Le Bilboquet Restaurant Review
January 16, 2015
People over the age of, say, 45 will recognize Le Bilboquet for what it is. Not just a French restaurant, but a certain kind of French restaurant that was popular about 20 years ago — one that imbued classic brasserie style with uptown fanciness. Take in the sights at this Buckhead Atlanta newcomer — the zinc bar, the gleaming porcelain dishes, the natty waiters, the scrolling font of the menu — and you know where you are.
Even the women having lunch here seem to have taken their Chanel tweeds out of mothballs.
Any Atlantan of a certain age might even greet this restaurant as a new generation’s answer to Brasserie Le Coze. Like that beloved Gallic fixture, which left Lenox Square in 2006 after more than dozen years, Le Bibloquet is an offshoot of a chichi New York eatery. The original Le Bilboquet, which has kept a stalwart presence on Manhattan’s Upper East Side for more than 30 years, has lately chosen to bring its show to similar neighborhoods in cities where moneyed folk look for foie gras: Sao Paolo, Brazil; Dallas; and — ta da — Atlanta.
They will indeed find that luscious goose liver at Le Bilboquet — a thick slab of it set with brioche toast, sweetened wine jelly and a sprinkle of crunchy sea salt. This appetizer may cost $24, but it is so perfectly correct, served at the right cool temperature, cleaned of all stringy bits, and portioned to share without regret.
This kitchen mostly does right by its classics. If you’re hankering for a worthwhile steak tartare, moules frites or fat profiteroles with vanilla ice cream and bitter chocolate sauce, you will be happy to taste the finessed renditions Le Bilboquet is capable of. The food is almost good enough to make you accept the elevated prices here, where a meal can easily tap out at $100 a head. Alas, the service staff isn’t yet up to the task, and I can’t in good conscience recommend a restaurant that’s this expensive without some caveats.
But, man, I do love that steak tartare, so deftly sharpened with caper, mustard, Worcestershire and that bare drop of hot sauce that doesn’t burn so much as extend the flavor a few seconds longer on your tongue. I love a salad of beady puy lentils, tossed with bacon and onion, then molded into a neat puck on the plate and capped with frisee lettuce. There’s even a beautiful kale and quinoa salad that has such a fine acid balance to its dressing that it seems to have come from a grand Parisian brasserie rather than a health food store.
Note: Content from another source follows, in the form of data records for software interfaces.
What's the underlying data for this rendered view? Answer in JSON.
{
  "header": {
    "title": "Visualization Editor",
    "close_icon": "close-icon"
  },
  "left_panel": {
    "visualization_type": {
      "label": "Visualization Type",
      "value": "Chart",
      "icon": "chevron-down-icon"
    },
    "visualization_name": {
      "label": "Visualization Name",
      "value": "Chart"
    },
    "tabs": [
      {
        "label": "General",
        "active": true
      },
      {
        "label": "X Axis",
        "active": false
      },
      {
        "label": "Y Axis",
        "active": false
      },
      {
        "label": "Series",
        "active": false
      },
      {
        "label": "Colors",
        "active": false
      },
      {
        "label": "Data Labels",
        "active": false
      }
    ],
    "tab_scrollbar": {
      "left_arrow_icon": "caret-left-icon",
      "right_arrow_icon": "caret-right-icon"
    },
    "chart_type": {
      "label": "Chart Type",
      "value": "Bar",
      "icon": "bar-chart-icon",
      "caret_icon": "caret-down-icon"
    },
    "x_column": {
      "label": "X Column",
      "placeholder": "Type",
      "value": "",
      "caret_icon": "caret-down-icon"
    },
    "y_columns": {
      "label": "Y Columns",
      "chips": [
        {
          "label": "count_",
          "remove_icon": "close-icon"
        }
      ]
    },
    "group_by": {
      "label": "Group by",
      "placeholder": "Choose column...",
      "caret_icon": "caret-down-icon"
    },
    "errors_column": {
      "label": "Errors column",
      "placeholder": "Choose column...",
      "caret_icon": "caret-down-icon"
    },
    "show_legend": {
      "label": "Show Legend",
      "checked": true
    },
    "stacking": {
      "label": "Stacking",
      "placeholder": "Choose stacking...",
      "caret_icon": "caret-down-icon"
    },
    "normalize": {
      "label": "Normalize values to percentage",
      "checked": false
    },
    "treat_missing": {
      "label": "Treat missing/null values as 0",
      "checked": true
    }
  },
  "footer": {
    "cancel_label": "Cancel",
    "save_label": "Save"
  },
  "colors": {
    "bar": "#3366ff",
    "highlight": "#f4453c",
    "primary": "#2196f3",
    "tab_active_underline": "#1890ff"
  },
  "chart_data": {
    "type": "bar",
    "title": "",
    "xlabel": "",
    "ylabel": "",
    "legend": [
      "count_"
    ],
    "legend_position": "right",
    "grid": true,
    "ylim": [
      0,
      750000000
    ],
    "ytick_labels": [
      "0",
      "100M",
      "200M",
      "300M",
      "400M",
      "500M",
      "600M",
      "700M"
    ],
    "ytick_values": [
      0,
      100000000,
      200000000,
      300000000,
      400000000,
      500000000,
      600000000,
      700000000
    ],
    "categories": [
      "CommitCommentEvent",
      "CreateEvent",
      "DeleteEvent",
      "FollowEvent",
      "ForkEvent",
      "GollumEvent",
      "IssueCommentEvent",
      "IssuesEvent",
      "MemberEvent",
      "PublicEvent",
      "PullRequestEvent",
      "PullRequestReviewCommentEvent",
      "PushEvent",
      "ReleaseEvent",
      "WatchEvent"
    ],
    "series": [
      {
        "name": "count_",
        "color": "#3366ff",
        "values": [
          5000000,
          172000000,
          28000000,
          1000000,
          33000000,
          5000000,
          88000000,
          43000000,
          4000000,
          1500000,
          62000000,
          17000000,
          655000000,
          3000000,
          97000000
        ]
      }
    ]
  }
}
I couldn’t help but love that foie gras, even though its presentation long after our other appetizers left something to be desired. I espied a food runner bringing it out of the kitchen with a paper ticket, looking confused, and then asking several of our neighbors in turn if they had ordered it. When I flagged him over to take ownership, he looked at our table and, not finding any place to put it down, simply handed me the plate and the ticket. There was a bit of hurried space-clearing, during which some dirty silverware ended up in my lap. And, look! Here came the entrees, a minute later.
I suspect the front and back of the house don’t talk to each other. How else to explain the fact that I ceremoniously kept getting presented silverware — at one point I had four forks — only to have them all cleared before the food arrived? Another time a waiter knocked a fork off the table, and it took three entreaties to have it replaced.
Later on, an experienced waiter recognized me as a critic and took over the table, showering us with charm and sweet touches, such as hot towels to wipe our fingers after downing a bowl of mussels in a perfect mariniere sauce. The people next to us, who also had mussels, didn’t get the same treatment.
They did seem to enjoy their meal, regardless. There’s much to relish here, such as a fresh saute of tender squid with melting bits of squash and pepper. It arrived with a cloth-wrapped half lemon that you squeeze overthe top, a lovely detail. A steak frites came off as only acceptable in a town where one can find better steaks and better fries, which aren’t right from the freezer bag. But a tender escalope of veal with a side of buttery potato puree seemed an old friend, and branzino fillets emerged from their saute pan crisp but not at all oily.
The technique in this kitchen can be really solid. The house signature Cajun chicken offers spice-rubbed boneless chicken breast slivered and fanned over a beurre blanc sauce. I ordered it twice, and once it was cooked, cut and arranged with such great finesse that it reminded me why French cuisine was once considered the greatest. Another time the slices looked a bit thick, a bit uneven, their edges slightly raggedy. It was fine boneless chicken, a Wednesday dinner at home.
But even the merely OK food here would go down better if the energy inside felt more true to brasserie form. Where are those deft, efficient French waiters who bustle about and know how to squeeze every inch from a too-small bistro table? Le Bilboquet does such a good job with all the other details, I wish they would figure this part out. I love the little rounds of butter topped with a sheet of vellum imprinted with the restaurant’s name. I love the chocolate pastilles that come with espresso service.
I love being back in this kind of French restaurant. It’s been too long, Atlanta.
Link to original article here.